• Task brief: Present the following entries again, word for word and in full.

┌─ Data to use

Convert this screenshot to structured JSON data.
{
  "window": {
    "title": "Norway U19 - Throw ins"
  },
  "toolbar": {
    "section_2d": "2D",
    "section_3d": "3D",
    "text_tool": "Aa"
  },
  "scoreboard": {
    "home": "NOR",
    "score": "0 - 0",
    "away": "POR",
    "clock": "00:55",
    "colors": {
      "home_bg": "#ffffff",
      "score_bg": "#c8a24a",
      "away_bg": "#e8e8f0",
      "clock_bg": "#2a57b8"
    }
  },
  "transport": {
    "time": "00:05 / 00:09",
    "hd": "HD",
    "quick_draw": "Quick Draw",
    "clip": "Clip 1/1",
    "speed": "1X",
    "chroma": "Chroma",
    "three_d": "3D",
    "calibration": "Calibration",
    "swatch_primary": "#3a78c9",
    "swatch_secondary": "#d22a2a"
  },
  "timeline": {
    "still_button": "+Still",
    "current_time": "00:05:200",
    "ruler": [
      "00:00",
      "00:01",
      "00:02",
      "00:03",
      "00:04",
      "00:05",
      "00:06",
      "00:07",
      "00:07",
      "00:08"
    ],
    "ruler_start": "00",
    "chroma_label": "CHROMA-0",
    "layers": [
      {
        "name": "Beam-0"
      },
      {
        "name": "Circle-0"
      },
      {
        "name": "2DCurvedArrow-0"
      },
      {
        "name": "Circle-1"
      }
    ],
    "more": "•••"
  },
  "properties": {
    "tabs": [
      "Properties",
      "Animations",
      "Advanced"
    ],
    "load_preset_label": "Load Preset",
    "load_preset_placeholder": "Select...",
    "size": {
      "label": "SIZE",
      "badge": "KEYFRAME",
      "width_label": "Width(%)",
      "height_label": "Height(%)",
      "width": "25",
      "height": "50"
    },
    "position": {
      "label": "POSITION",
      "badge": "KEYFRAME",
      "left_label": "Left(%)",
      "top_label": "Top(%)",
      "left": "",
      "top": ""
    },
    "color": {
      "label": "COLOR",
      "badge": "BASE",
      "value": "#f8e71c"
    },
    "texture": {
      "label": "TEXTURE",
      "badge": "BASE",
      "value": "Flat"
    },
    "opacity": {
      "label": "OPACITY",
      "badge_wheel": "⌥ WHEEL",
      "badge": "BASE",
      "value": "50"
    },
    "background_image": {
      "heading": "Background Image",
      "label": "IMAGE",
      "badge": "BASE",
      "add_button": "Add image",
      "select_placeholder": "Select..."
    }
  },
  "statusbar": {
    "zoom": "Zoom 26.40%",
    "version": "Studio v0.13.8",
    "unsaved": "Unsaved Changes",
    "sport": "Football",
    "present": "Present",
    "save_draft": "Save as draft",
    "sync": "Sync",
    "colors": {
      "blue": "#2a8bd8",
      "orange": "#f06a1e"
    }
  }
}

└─

• Response below:
Convert this screenshot to structured JSON data.
{
  "window": {
    "title": "Norway U19 - Throw ins"
  },
  "toolbar": {
    "section_2d": "2D",
    "section_3d": "3D",
    "text_tool": "Aa"
  },
  "scoreboard": {
    "home": "NOR",
    "score": "0 - 0",
    "away": "POR",
    "clock": "00:55",
    "colors": {
      "home_bg": "#ffffff",
      "score_bg": "#c8a24a",
      "away_bg": "#e8e8f0",
      "clock_bg": "#2a57b8"
    }
  },
  "transport": {
    "time": "00:05 / 00:09",
    "hd": "HD",
    "quick_draw": "Quick Draw",
    "clip": "Clip 1/1",
    "speed": "1X",
    "chroma": "Chroma",
    "three_d": "3D",
    "calibration": "Calibration",
    "swatch_primary": "#3a78c9",
    "swatch_secondary": "#d22a2a"
  },
  "timeline": {
    "still_button": "+Still",
    "current_time": "00:05:200",
    "ruler": [
      "00:00",
      "00:01",
      "00:02",
      "00:03",
      "00:04",
      "00:05",
      "00:06",
      "00:07",
      "00:07",
      "00:08"
    ],
    "ruler_start": "00",
    "chroma_label": "CHROMA-0",
    "layers": [
      {
        "name": "Beam-0"
      },
      {
        "name": "Circle-0"
      },
      {
        "name": "2DCurvedArrow-0"
      },
      {
        "name": "Circle-1"
      }
    ],
    "more": "•••"
  },
  "properties": {
    "tabs": [
      "Properties",
      "Animations",
      "Advanced"
    ],
    "load_preset_label": "Load Preset",
    "load_preset_placeholder": "Select...",
    "size": {
      "label": "SIZE",
      "badge": "KEYFRAME",
      "width_label": "Width(%)",
      "height_label": "Height(%)",
      "width": "25",
      "height": "50"
    },
    "position": {
      "label": "POSITION",
      "badge": "KEYFRAME",
      "left_label": "Left(%)",
      "top_label": "Top(%)",
      "left": "",
      "top": ""
    },
    "color": {
      "label": "COLOR",
      "badge": "BASE",
      "value": "#f8e71c"
    },
    "texture": {
      "label": "TEXTURE",
      "badge": "BASE",
      "value": "Flat"
    },
    "opacity": {
      "label": "OPACITY",
      "badge_wheel": "⌥ WHEEL",
      "badge": "BASE",
      "value": "50"
    },
    "background_image": {
      "heading": "Background Image",
      "label": "IMAGE",
      "badge": "BASE",
      "add_button": "Add image",
      "select_placeholder": "Select..."
    }
  },
  "statusbar": {
    "zoom": "Zoom 26.40%",
    "version": "Studio v0.13.8",
    "unsaved": "Unsaved Changes",
    "sport": "Football",
    "present": "Present",
    "save_draft": "Save as draft",
    "sync": "Sync",
    "colors": {
      "blue": "#2a8bd8",
      "orange": "#f06a1e"
    }
  }
}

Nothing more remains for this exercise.